■ YOUR GOAL ■
When a line of the records contains "this", copy it.

____ MATERIAL TO PROCESS

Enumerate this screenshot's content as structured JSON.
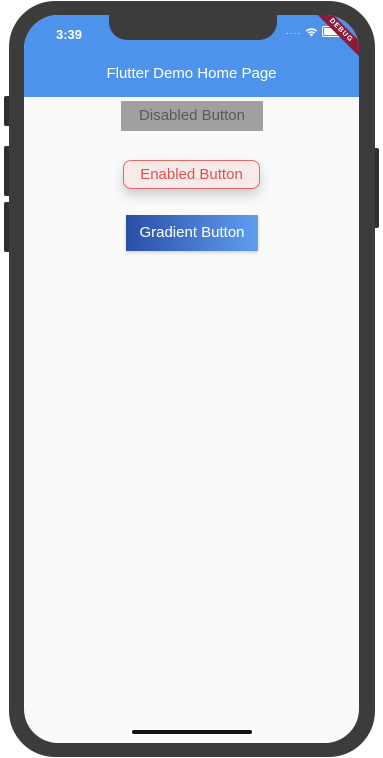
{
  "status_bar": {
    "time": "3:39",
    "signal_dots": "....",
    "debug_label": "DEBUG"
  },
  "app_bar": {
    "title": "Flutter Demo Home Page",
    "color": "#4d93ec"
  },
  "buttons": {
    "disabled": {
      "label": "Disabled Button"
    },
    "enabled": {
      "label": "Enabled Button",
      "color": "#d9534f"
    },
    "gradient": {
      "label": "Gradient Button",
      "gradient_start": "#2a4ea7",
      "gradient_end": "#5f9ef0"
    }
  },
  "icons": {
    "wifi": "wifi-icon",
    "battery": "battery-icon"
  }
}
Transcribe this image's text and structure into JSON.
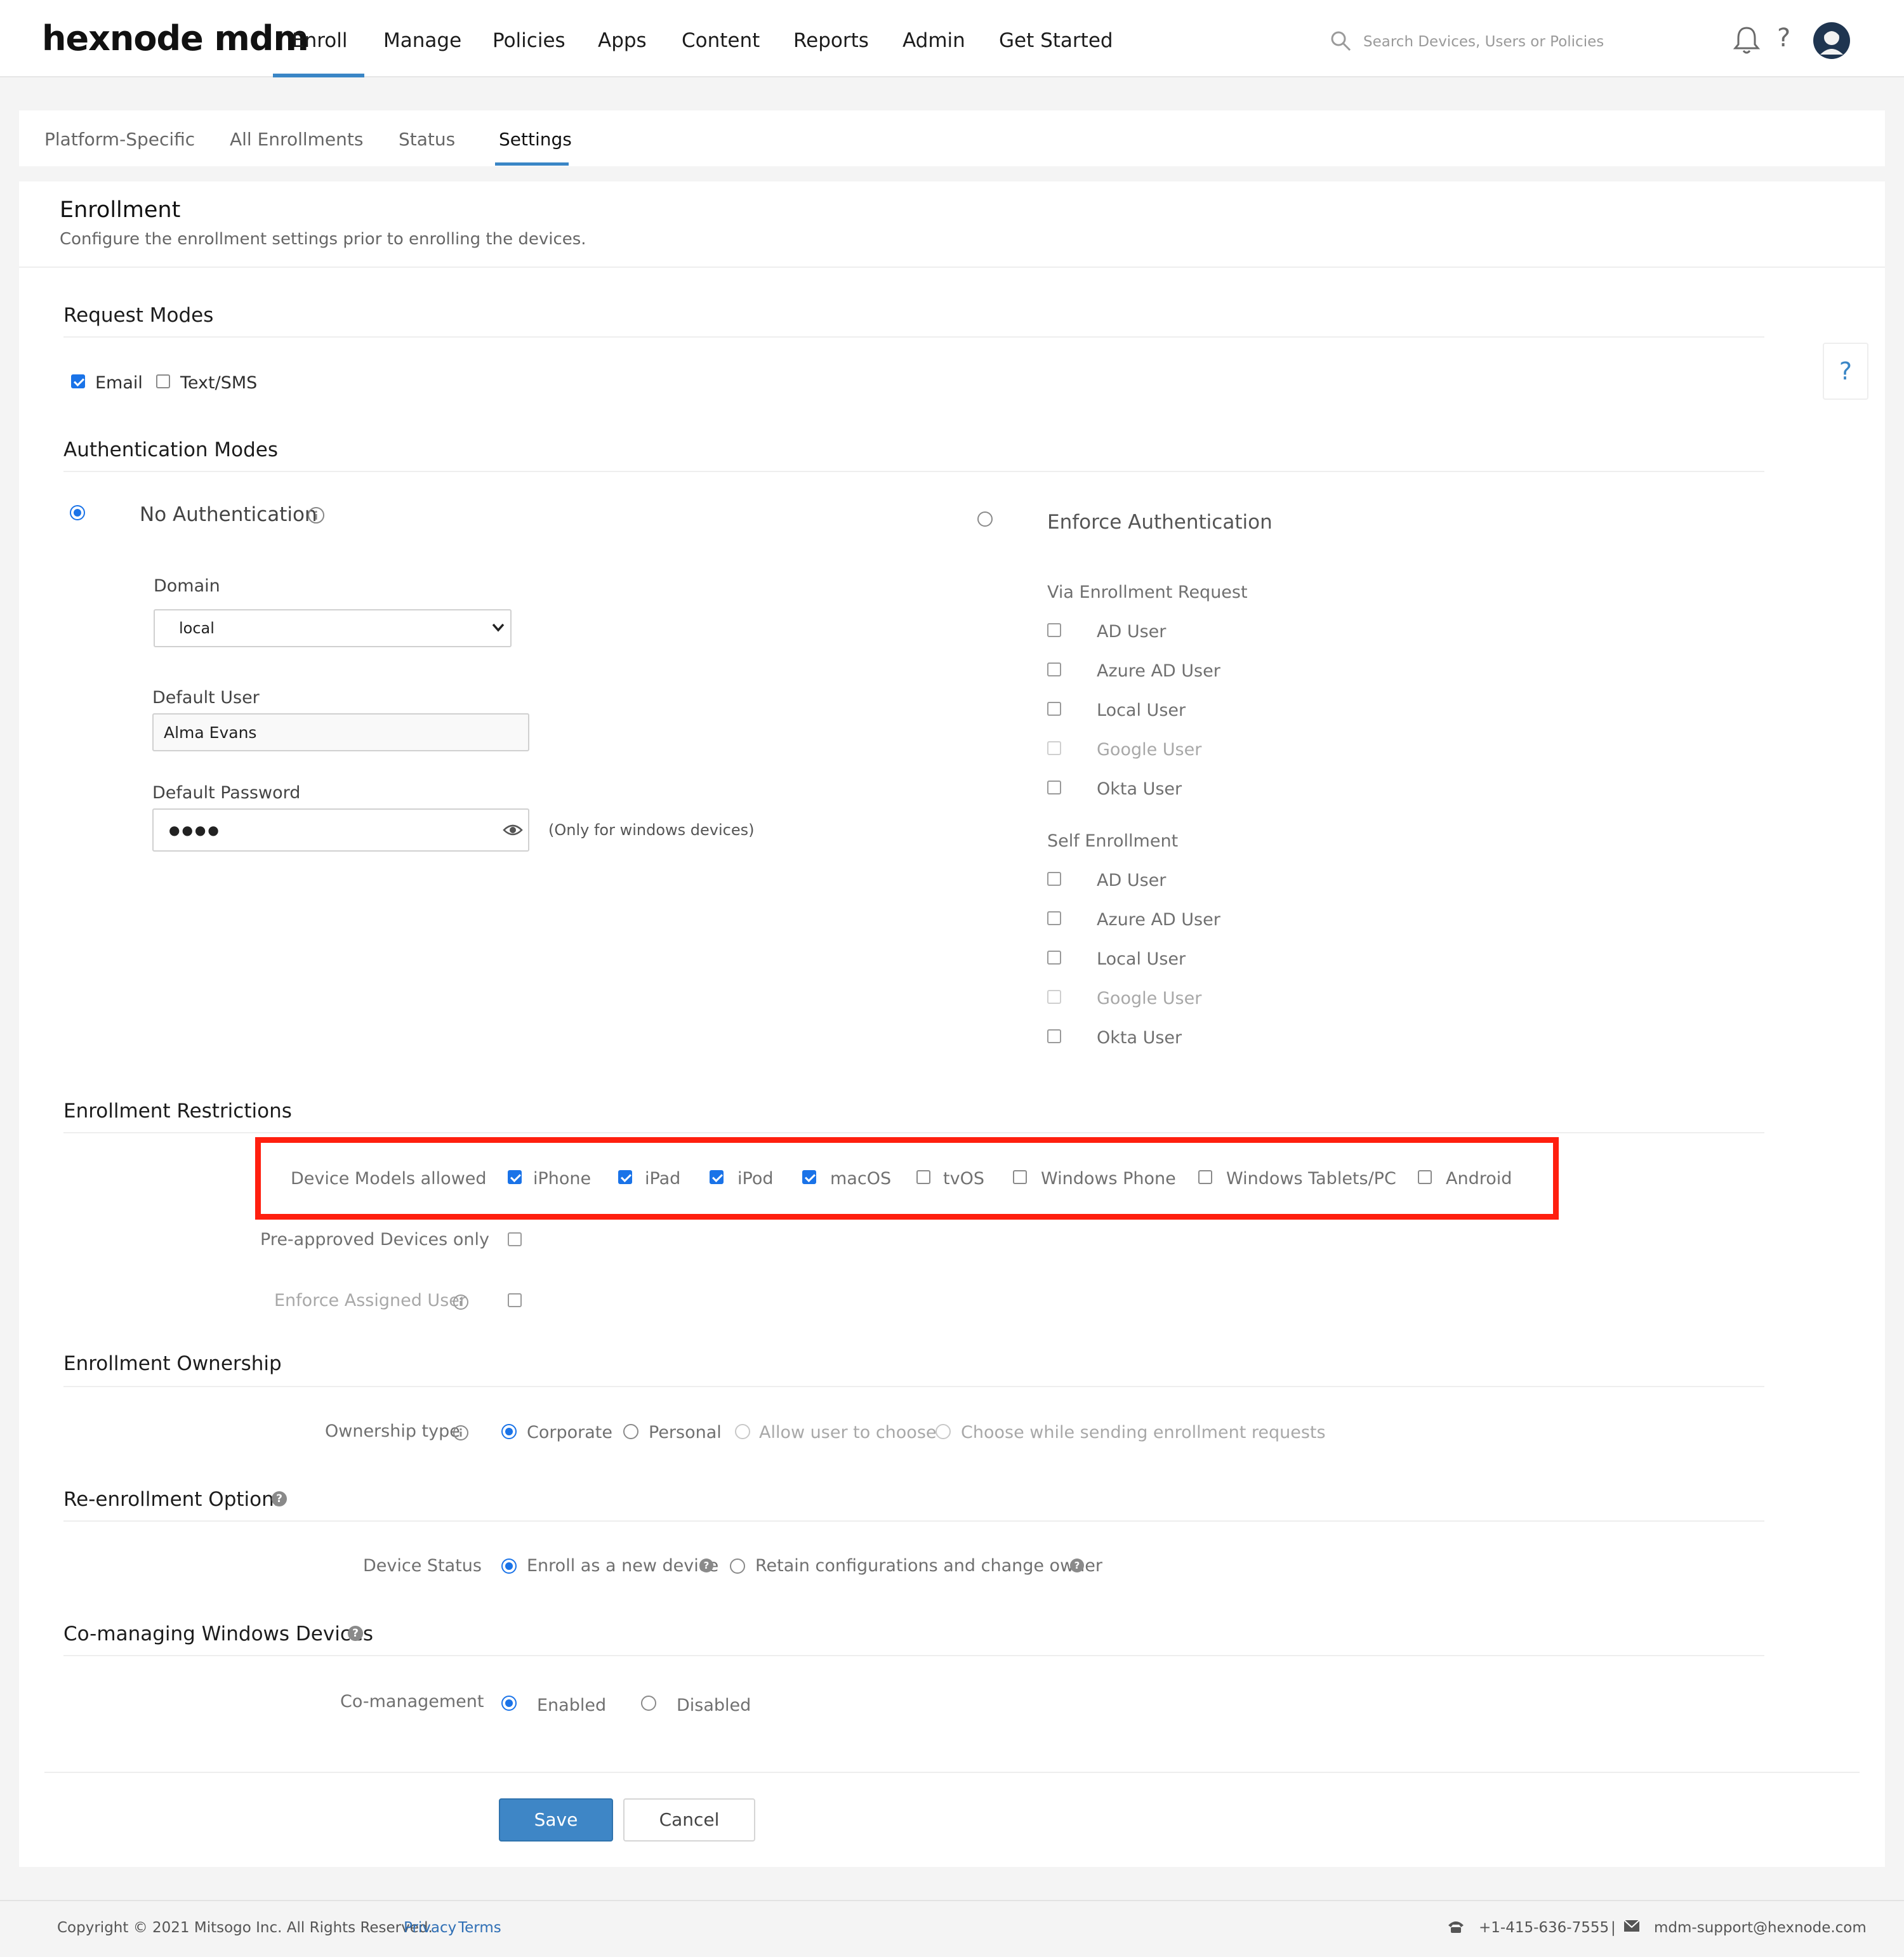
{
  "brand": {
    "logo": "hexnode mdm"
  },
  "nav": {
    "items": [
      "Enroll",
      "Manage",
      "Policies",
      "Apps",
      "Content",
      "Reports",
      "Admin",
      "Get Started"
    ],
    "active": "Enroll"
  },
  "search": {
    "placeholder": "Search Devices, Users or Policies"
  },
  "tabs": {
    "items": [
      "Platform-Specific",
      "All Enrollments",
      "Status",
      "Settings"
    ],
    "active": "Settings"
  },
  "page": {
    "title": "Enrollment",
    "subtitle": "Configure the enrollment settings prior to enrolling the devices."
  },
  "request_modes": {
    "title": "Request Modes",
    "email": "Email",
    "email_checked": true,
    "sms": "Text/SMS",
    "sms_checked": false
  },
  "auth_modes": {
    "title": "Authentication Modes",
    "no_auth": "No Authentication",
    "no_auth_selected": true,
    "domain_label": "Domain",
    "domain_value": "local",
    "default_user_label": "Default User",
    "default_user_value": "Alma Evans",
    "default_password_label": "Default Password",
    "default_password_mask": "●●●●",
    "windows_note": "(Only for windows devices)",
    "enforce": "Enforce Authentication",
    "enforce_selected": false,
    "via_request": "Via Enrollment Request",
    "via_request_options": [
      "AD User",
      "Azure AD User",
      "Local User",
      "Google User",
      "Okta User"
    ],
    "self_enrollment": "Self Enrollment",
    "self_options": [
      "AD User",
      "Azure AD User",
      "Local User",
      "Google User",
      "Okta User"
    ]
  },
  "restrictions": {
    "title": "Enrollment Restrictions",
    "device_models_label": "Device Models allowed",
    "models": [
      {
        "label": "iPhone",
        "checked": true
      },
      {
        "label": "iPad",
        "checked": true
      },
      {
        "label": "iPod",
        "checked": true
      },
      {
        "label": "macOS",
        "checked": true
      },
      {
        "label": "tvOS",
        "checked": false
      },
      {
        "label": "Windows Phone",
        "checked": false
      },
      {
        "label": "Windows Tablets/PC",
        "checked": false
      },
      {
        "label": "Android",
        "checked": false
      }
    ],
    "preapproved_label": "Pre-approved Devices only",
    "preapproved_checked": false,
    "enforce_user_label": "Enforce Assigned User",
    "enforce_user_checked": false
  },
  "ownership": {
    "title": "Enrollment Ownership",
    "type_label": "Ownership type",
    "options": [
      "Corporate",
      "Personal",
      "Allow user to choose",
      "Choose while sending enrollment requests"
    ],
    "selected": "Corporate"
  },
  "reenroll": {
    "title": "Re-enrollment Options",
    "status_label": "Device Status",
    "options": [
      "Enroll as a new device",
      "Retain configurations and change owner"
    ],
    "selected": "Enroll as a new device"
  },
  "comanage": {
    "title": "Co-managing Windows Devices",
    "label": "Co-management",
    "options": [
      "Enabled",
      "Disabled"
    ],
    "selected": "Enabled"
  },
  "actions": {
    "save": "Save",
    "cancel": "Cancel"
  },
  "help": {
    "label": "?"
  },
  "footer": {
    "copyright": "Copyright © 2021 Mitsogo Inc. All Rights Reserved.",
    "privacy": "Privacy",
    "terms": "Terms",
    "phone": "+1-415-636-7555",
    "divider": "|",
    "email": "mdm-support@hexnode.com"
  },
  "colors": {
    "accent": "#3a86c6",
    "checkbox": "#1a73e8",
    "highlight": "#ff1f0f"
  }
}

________
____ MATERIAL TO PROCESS

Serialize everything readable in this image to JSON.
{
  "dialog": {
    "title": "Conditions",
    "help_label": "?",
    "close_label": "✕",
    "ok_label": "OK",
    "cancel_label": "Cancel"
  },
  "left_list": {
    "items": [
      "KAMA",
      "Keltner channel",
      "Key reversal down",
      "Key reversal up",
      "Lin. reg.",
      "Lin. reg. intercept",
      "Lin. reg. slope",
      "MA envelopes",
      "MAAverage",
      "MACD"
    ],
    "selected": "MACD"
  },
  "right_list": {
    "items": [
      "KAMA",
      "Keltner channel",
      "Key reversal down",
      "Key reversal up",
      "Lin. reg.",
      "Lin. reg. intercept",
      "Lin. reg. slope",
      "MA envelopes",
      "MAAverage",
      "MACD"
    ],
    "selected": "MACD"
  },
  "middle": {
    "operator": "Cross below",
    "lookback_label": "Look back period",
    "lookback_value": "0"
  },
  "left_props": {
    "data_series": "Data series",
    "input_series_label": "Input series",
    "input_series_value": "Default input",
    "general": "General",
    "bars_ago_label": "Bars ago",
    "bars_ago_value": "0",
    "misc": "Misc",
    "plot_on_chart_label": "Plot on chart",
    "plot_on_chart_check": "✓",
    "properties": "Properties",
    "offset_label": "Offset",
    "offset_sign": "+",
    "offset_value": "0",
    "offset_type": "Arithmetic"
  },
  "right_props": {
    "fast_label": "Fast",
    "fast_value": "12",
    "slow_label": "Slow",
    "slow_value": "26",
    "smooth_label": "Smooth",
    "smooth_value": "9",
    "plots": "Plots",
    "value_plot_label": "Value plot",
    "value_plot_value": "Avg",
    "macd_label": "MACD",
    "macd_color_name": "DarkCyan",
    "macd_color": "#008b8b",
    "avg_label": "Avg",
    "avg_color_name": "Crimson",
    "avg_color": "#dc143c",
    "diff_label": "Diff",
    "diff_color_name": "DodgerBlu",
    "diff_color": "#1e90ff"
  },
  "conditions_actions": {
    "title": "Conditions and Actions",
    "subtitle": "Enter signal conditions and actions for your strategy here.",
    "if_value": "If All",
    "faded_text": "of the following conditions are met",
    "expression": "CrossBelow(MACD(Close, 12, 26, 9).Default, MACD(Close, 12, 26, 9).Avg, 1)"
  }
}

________

■ TASK RESPONSE ■
Enumerate this screenshot's content as structured JSON.
Transcribe this image's text and structure into JSON.
Serialize everything readable in this image to JSON.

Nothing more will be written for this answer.